Directions ▸
Once you find a line containing the word "Monitory" in the entries below, copy it.

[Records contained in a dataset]
☆ ☆ ☆
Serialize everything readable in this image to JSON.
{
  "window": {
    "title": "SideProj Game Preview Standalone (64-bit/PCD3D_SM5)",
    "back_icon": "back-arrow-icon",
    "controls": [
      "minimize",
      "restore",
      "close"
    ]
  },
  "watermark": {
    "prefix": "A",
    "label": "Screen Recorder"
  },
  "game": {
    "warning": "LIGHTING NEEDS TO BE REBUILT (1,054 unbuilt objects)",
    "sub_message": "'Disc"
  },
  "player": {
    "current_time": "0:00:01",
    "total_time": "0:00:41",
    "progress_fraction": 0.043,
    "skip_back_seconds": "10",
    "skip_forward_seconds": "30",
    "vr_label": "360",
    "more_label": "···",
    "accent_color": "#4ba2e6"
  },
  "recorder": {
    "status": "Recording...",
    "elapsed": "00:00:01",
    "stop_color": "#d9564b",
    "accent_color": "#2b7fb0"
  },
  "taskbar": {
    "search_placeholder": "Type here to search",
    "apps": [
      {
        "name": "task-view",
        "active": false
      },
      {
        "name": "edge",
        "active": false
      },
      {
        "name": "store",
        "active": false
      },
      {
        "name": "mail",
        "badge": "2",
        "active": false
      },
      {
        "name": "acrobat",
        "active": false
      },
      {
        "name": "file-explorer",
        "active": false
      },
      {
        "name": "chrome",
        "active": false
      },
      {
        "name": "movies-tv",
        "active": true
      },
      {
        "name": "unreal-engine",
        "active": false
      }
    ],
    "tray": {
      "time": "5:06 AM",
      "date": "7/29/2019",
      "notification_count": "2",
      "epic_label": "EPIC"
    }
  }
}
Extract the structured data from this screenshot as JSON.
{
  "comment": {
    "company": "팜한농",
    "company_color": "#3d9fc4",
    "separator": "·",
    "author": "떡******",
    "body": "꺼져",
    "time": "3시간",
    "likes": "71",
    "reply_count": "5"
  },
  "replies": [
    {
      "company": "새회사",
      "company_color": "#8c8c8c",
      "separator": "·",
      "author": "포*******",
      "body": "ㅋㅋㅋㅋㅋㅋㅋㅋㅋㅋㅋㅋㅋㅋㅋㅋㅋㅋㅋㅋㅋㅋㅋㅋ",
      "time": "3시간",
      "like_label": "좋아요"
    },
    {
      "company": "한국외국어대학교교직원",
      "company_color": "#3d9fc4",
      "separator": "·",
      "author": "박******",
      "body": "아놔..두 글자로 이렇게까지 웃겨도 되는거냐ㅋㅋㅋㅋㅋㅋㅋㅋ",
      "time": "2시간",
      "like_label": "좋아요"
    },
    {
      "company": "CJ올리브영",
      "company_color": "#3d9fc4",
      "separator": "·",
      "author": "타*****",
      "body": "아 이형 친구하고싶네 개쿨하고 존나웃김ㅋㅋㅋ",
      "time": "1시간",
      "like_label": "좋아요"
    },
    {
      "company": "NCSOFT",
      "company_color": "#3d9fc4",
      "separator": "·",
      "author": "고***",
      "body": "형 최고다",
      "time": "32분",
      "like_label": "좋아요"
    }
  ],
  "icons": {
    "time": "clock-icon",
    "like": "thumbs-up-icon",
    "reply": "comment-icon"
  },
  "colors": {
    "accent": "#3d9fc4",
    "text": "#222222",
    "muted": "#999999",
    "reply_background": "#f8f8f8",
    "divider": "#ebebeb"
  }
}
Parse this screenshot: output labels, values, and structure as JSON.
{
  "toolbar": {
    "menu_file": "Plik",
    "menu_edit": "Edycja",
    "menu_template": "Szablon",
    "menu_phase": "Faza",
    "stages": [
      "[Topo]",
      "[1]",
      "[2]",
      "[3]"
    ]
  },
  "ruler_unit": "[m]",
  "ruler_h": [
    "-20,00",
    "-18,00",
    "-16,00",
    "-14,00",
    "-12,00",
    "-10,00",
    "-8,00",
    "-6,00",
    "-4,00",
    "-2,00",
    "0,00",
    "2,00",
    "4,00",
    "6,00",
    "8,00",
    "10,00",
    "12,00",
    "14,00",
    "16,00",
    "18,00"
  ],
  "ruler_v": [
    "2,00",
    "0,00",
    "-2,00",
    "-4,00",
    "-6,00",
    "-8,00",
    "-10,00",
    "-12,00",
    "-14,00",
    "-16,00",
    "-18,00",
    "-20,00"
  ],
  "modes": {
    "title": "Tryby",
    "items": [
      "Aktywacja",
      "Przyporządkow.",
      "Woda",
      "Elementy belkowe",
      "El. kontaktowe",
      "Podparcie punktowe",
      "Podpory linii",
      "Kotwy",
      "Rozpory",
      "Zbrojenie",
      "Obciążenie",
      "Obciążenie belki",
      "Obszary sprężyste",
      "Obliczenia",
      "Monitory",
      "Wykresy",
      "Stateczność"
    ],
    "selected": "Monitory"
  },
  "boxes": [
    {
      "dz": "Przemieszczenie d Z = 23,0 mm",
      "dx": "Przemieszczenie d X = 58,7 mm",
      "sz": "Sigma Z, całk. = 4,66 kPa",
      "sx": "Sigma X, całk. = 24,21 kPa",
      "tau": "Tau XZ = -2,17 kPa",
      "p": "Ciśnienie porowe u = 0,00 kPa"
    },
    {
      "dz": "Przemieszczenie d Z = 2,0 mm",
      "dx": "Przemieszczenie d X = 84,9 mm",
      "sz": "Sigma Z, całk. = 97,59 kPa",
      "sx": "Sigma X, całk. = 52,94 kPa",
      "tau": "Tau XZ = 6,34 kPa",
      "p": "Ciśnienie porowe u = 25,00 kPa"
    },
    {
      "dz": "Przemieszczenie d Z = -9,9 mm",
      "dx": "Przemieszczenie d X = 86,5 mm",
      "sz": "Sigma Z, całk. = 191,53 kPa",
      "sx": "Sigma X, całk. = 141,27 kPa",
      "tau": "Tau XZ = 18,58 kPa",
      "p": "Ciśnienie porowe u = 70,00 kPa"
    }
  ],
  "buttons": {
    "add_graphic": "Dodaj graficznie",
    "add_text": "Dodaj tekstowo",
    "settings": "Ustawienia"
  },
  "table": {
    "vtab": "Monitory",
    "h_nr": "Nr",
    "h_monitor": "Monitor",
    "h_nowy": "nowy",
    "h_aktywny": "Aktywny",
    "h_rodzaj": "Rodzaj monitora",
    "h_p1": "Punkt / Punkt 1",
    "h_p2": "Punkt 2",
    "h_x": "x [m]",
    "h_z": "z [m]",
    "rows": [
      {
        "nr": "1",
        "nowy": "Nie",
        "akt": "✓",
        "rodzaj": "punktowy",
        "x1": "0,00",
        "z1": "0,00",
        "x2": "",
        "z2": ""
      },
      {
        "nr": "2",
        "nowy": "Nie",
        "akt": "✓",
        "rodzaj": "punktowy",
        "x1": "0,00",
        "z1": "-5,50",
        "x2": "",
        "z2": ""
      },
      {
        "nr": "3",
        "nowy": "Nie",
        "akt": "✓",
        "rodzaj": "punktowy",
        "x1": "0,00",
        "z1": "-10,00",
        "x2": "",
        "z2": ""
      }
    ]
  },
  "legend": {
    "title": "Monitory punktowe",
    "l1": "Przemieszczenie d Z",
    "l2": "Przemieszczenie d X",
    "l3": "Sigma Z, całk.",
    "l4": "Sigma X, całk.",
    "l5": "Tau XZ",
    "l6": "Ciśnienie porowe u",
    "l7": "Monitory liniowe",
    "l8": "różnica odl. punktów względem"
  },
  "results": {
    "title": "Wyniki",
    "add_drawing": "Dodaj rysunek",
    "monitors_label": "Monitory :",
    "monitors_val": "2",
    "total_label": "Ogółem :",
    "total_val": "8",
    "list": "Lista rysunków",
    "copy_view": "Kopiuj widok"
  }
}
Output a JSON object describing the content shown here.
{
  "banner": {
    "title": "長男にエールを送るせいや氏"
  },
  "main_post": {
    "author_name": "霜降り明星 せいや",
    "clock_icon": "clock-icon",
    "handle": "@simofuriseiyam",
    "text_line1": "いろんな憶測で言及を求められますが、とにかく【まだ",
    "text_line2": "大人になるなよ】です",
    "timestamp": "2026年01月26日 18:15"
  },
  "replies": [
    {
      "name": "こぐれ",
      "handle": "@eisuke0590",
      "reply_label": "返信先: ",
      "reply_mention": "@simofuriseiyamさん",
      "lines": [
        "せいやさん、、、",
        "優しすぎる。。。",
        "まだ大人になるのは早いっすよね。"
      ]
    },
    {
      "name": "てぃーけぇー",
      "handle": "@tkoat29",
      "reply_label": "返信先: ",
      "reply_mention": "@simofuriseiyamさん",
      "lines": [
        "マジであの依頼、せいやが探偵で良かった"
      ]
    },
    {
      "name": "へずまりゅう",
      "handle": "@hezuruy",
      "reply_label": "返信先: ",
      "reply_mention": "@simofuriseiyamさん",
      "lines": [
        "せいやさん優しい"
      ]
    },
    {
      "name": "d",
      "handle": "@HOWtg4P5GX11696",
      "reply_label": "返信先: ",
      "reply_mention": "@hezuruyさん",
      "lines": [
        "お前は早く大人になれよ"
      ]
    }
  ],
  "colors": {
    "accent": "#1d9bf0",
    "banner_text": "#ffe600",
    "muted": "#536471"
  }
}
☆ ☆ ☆
Solution for this exercise ▸
      "Monitory",
    "selected": "Monitory"
    "vtab": "Monitory",
    "title": "Monitory punktowe",
    "l7": "Monitory liniowe",
    "monitors_label": "Monitory :",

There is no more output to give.